### [TASK OBJECTIVE]
Each line in the data holding "title" should be listed.

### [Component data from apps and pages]
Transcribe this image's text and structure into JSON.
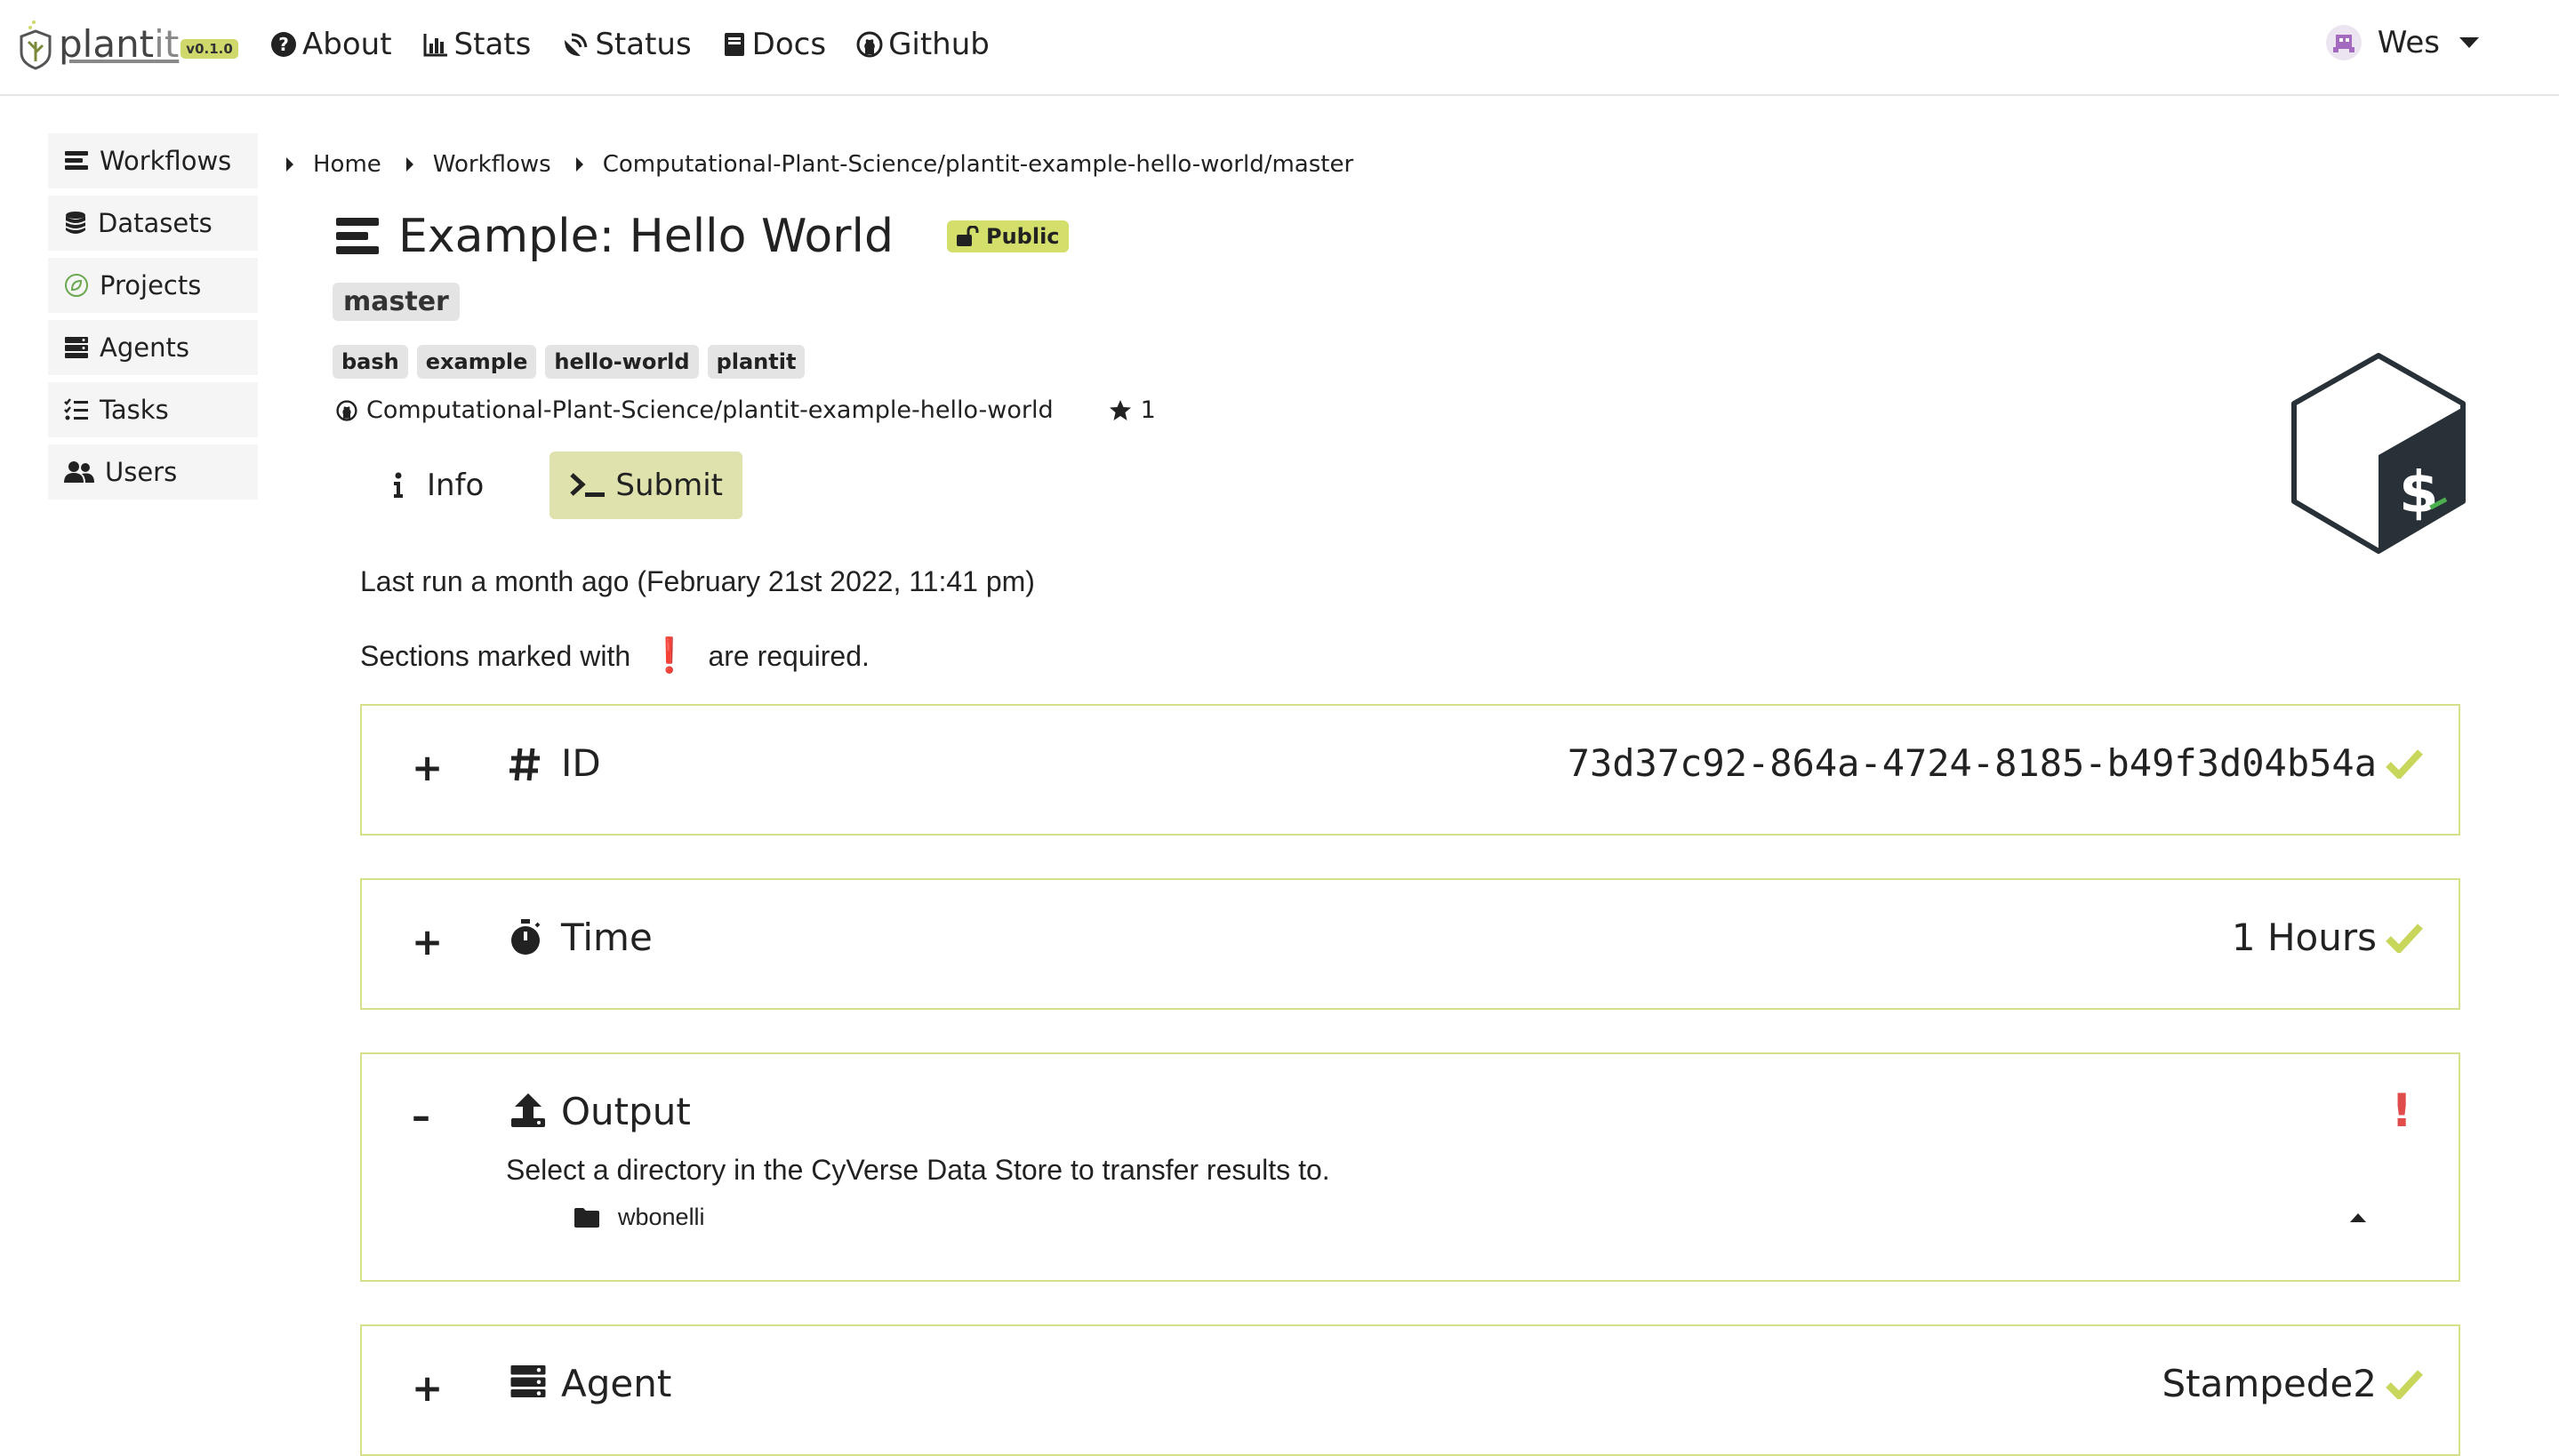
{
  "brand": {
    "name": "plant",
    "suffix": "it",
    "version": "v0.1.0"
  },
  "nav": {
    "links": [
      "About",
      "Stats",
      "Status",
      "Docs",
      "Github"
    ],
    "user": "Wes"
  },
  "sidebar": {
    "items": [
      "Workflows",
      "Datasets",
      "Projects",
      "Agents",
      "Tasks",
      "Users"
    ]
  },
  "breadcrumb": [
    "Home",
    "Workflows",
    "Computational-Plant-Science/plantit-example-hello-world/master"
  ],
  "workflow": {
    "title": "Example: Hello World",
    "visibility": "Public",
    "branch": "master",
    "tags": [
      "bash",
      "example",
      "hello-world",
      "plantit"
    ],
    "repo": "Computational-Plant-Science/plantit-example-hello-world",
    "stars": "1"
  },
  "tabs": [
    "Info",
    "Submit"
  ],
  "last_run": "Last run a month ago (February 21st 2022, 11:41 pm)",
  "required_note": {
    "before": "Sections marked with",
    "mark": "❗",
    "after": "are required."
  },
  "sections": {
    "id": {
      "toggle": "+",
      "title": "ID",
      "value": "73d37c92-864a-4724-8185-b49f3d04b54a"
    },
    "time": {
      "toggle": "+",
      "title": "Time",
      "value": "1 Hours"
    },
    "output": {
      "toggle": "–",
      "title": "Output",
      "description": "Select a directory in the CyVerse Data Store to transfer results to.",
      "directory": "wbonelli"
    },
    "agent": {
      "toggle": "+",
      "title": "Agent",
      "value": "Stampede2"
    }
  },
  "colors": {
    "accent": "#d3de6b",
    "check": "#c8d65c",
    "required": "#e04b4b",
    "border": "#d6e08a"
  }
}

### [ANSWER SPACE]
    "title": "Example: Hello World",
      "title": "ID",
      "title": "Time",
      "title": "Output",
      "title": "Agent",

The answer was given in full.